RECORDED DATA Start Marker
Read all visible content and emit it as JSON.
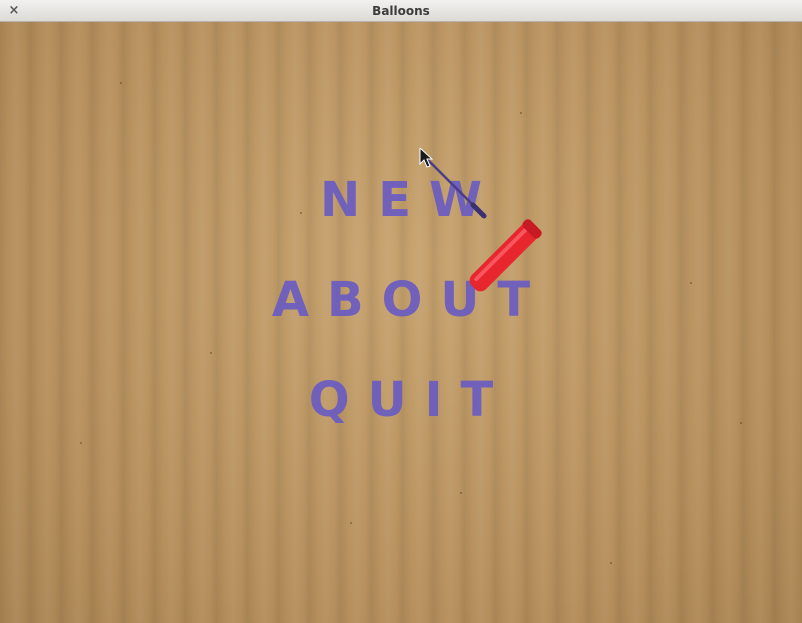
{
  "window": {
    "title": "Balloons",
    "close_glyph": "×"
  },
  "menu": {
    "new_label": "NEW",
    "about_label": "ABOUT",
    "quit_label": "QUIT"
  },
  "colors": {
    "menu_text": "#6a5cc2",
    "background": "#b89462",
    "screwdriver_handle": "#e8262e"
  },
  "icons": {
    "cursor": "screwdriver-cursor-icon",
    "close": "close-icon"
  }
}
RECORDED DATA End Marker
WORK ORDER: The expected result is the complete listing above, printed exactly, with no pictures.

ANSWER BOX:
Read all visible content and emit it as JSON.
{
  "window": {
    "title": "Balloons",
    "close_glyph": "×"
  },
  "menu": {
    "new_label": "NEW",
    "about_label": "ABOUT",
    "quit_label": "QUIT"
  },
  "colors": {
    "menu_text": "#6a5cc2",
    "background": "#b89462",
    "screwdriver_handle": "#e8262e"
  },
  "icons": {
    "cursor": "screwdriver-cursor-icon",
    "close": "close-icon"
  }
}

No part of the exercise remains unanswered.